----- Material for this exercise -----
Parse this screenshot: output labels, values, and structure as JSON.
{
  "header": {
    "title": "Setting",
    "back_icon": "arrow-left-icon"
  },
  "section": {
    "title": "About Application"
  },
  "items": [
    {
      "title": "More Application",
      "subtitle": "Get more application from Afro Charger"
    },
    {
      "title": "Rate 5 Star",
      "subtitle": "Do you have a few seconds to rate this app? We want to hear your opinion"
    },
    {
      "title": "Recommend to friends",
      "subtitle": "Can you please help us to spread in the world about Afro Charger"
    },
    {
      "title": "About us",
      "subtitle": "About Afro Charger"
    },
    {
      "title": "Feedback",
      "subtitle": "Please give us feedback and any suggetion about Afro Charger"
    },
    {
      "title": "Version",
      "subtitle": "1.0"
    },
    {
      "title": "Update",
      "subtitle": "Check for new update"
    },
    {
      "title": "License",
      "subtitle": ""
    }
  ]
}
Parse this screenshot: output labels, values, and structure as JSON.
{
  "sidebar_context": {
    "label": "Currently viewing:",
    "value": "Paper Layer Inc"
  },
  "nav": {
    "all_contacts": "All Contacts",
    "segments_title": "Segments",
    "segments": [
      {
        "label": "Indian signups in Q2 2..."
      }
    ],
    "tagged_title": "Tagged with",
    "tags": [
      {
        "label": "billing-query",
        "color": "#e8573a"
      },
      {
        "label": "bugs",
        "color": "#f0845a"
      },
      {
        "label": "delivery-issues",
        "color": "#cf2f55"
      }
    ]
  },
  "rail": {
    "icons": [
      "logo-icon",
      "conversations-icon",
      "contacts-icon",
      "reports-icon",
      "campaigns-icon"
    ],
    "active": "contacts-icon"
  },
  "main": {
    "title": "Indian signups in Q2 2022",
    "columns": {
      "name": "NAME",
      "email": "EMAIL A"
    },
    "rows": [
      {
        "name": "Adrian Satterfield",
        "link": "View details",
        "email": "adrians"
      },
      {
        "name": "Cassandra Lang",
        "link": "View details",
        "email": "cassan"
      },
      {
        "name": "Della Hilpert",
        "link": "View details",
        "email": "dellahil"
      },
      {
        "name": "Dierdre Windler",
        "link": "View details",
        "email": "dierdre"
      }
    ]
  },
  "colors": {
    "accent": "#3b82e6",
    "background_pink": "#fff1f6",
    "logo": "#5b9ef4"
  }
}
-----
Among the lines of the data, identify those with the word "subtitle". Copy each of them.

      "subtitle": "Get more application from Afro Charger"
      "subtitle": "Do you have a few seconds to rate this app? We want to hear your opinion"
      "subtitle": "Can you please help us to spread in the world about Afro Charger"
      "subtitle": "About Afro Charger"
      "subtitle": "Please give us feedback and any suggetion about Afro Charger"
      "subtitle": "1.0"
      "subtitle": "Check for new update"
      "subtitle": ""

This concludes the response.